I had just done up a quarterly review of our Bedokian Portfolio, which typically includes a (very) short briefing to my stakeholders (namely my spouse) on the transactions, portfolio performance and goings-on for the past three months. It is also during this time that I distributed the dividend and interest payments received over the past quarter to the respective stakeholders’ share of the portfolio. As you can see, our Bedokian Portfolio is not just solely mine, but also made up of funds from my spouse and my kids.
It is easy to manage an investment portfolio if the monies inside are 100% yours, but it gets a little bit tricky where you are managing not just your own but other people’s monies, too. By “other people”, I meant close family members, so please do not go around and ask your friends, acquaintances or even strangers whom you just met on the train to manage their investments; it is not right, legally and ethically.
Back to topic, for our Bedokian Portfolio, the share of and contributions into it are recorded and segregated according to each of our family members who have a stake in it, yet when it comes to investment decisions and actions (such as buying and selling of securities in the portfolio), these funds are viewed as a common pool.

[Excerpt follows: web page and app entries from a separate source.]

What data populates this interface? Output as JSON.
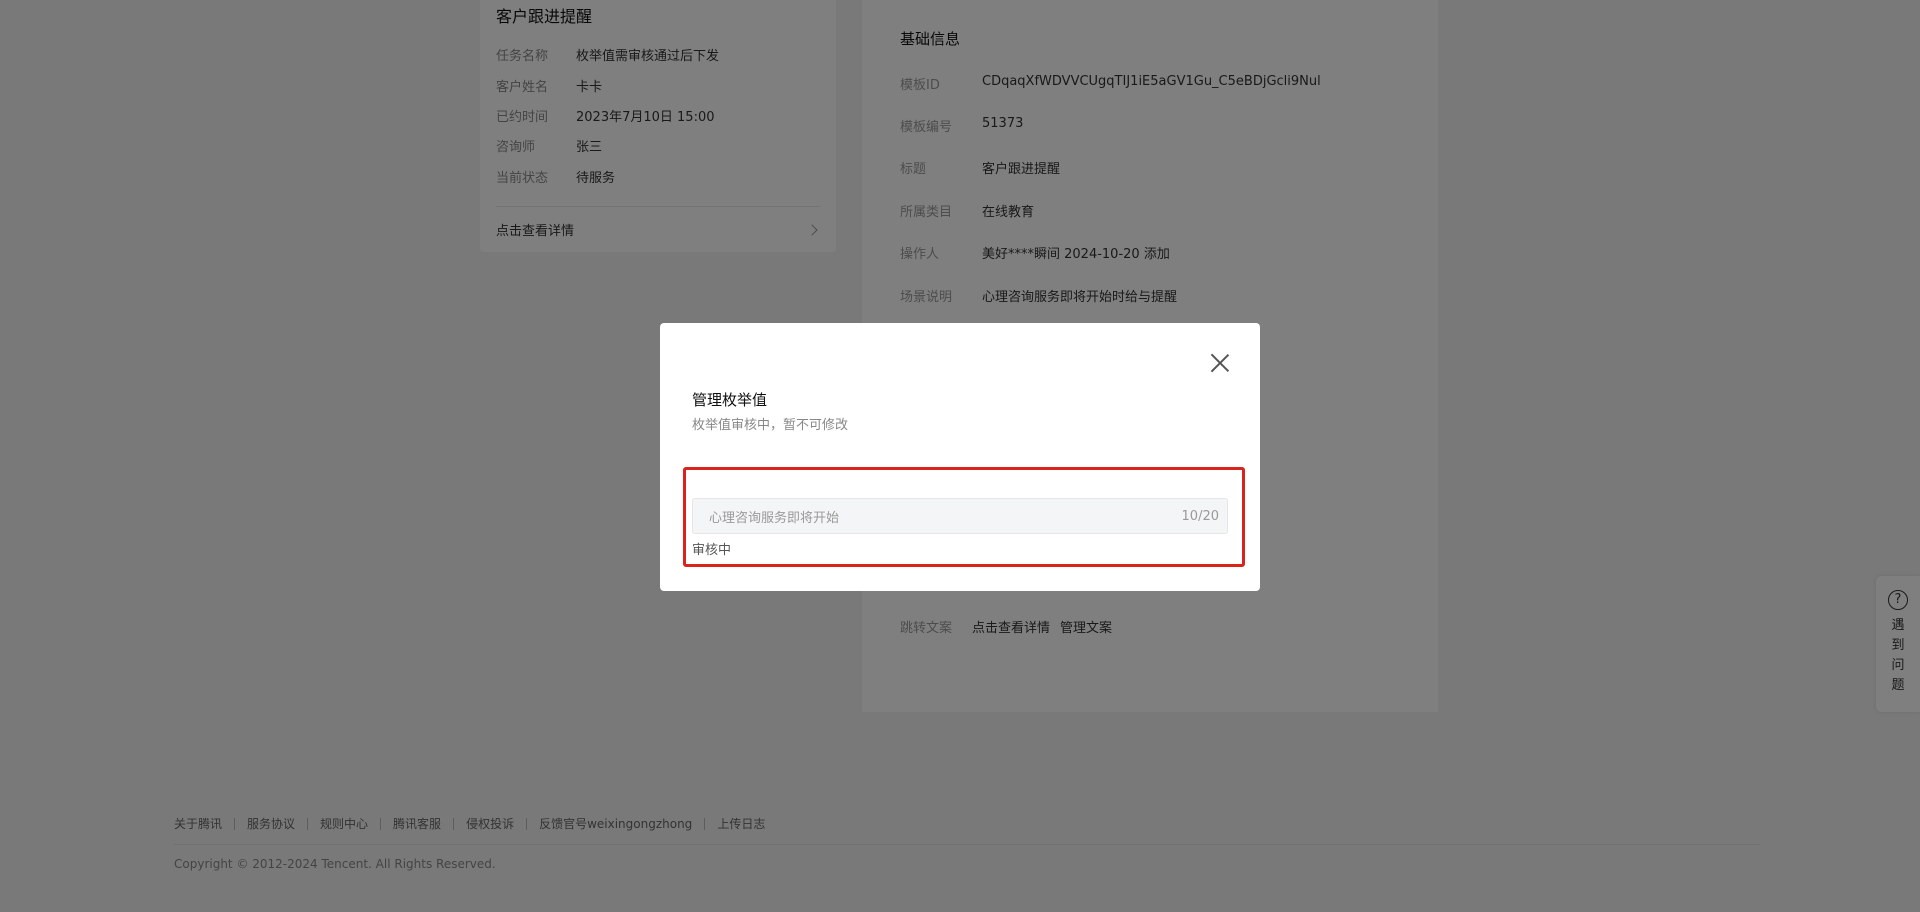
{
  "preview": {
    "title": "客户跟进提醒",
    "rows": [
      {
        "k": "任务名称",
        "v": "枚举值需审核通过后下发"
      },
      {
        "k": "客户姓名",
        "v": "卡卡"
      },
      {
        "k": "已约时间",
        "v": "2023年7月10日 15:00"
      },
      {
        "k": "咨询师",
        "v": "张三"
      },
      {
        "k": "当前状态",
        "v": "待服务"
      }
    ],
    "detail_link": "点击查看详情"
  },
  "info": {
    "title": "基础信息",
    "rows": [
      {
        "k": "模板ID",
        "v": "CDqaqXfWDVVCUgqTIJ1iE5aGV1Gu_C5eBDjGcli9Nul"
      },
      {
        "k": "模板编号",
        "v": "51373"
      },
      {
        "k": "标题",
        "v": "客户跟进提醒"
      },
      {
        "k": "所属类目",
        "v": "在线教育"
      },
      {
        "k": "操作人",
        "v": "美好****瞬间 2024-10-20 添加"
      },
      {
        "k": "场景说明",
        "v": "心理咨询服务即将开始时给与提醒"
      }
    ],
    "jump": {
      "k": "跳转文案",
      "detail": "点击查看详情",
      "manage": "管理文案"
    }
  },
  "footer": {
    "links": [
      "关于腾讯",
      "服务协议",
      "规则中心",
      "腾讯客服",
      "侵权投诉",
      "反馈官号weixingongzhong",
      "上传日志"
    ],
    "copyright": "Copyright © 2012-2024 Tencent. All Rights Reserved."
  },
  "help": {
    "icon": "question-circle-icon",
    "label": "遇到问题"
  },
  "modal": {
    "title": "管理枚举值",
    "description": "枚举值审核中，暂不可修改",
    "input_value": "心理咨询服务即将开始",
    "counter": "10/20",
    "status": "审核中",
    "highlight_color": "#d9231c"
  }
}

This allows easy management and also ensure that returns and risks are borne equally across based on each family member’s proportion of it.
The above would work if your family members have the same risk appetite as yours and agreed that there would be one person making the investment call. Trust is paramount here. For our case, I would still discuss with my spouse before making a buy/sell decision.
If you are interested in setting up an investment portfolio with monies from your family members, here are some guidelines that I am using which may help you:
Guideline #1: Agreement And Consensus
Even though the contributors to the investment portfolio are close family members, agreement and consensus must be reached before putting in the first dollar. Of course, the notion of “come on, everyone is family, no need for such things” cannot go wrong, but when crisis times hit such as a falling market, things will start to get ugly. To make it more formalized and watertight, come out with a written agreement to reduce misunderstandings and disputes (I did not do this though). In a family-managed portfolio, it is advisable to have only one, or the most two, members calling the shots, taking the role(s) of fund manager or co-fund manager, respectively.
If the expectations of returns and/or risk appetites among the family members are not similar and aligned in the first place, then it is prudent not to initiate the joint portfolio at all. I had seen and heard of real-life couples and families with each member having their own investment portfolio and not pooled with one another’s due to differing returns expectations and risk profiles.
Guideline #2: Disclosure And Discussion
It is very important to be transparent on everything; family members whom they are, but when it comes to money and funds, everyone will have an interest in it. As I had shared above for our case, at the end of every quarter, I will provide a brief summary on portfolio matters, and at the end of the year, I will share on the recent quarter and the year in general.
It is at this juncture you may want to open up questions and suggestions from the portfolio members after the briefing. Such sessions must be constructive, and not of trivial stuff (unless they are held over coffee or dinner). Things like looking at a particular region/country/sector/industry, some upcoming new securities, or even alternative, cheaper brokerages can be discussed.
Guideline #3: Contributions And Payouts
As the portfolio’s funds are a pooled resource, we need to have proper procedure on this aspect. Recognition of each member’s share of the portfolio is important and must be right up to the nearest cent. Contribution wise, to prevent the issue of time in the money (e.g., “my money is in the portfolio longer than yours, why my payout is lesser?”), a periodic injection is recommended.
While handling payouts, it is best to ask the members if they wished to have an accumulating (reinvesting of dividends/interests) or distributing (receiving dividends/interest in cash) at the get-go. Either way, calculation to the last cent is crucial so as to ensure fairness to all, and if there are instances where rounding has to be done, it is better to state upfront how this is to be handled.
The best time in my opinion to have contributions and distributing payouts would be during the aforementioned briefing sessions in #2 (which I had also stated in my opening paragraph). That is where everyone is around and things can get done on the spot (there is always Paynow), so there is lesser room for arguments.
The above guidelines are, in my opinion, equitable from the point of stakeholders and portfolio administration. As usual of my guidelines, it is not set in stone, and feel free to modify to suit your situations as you deem fit.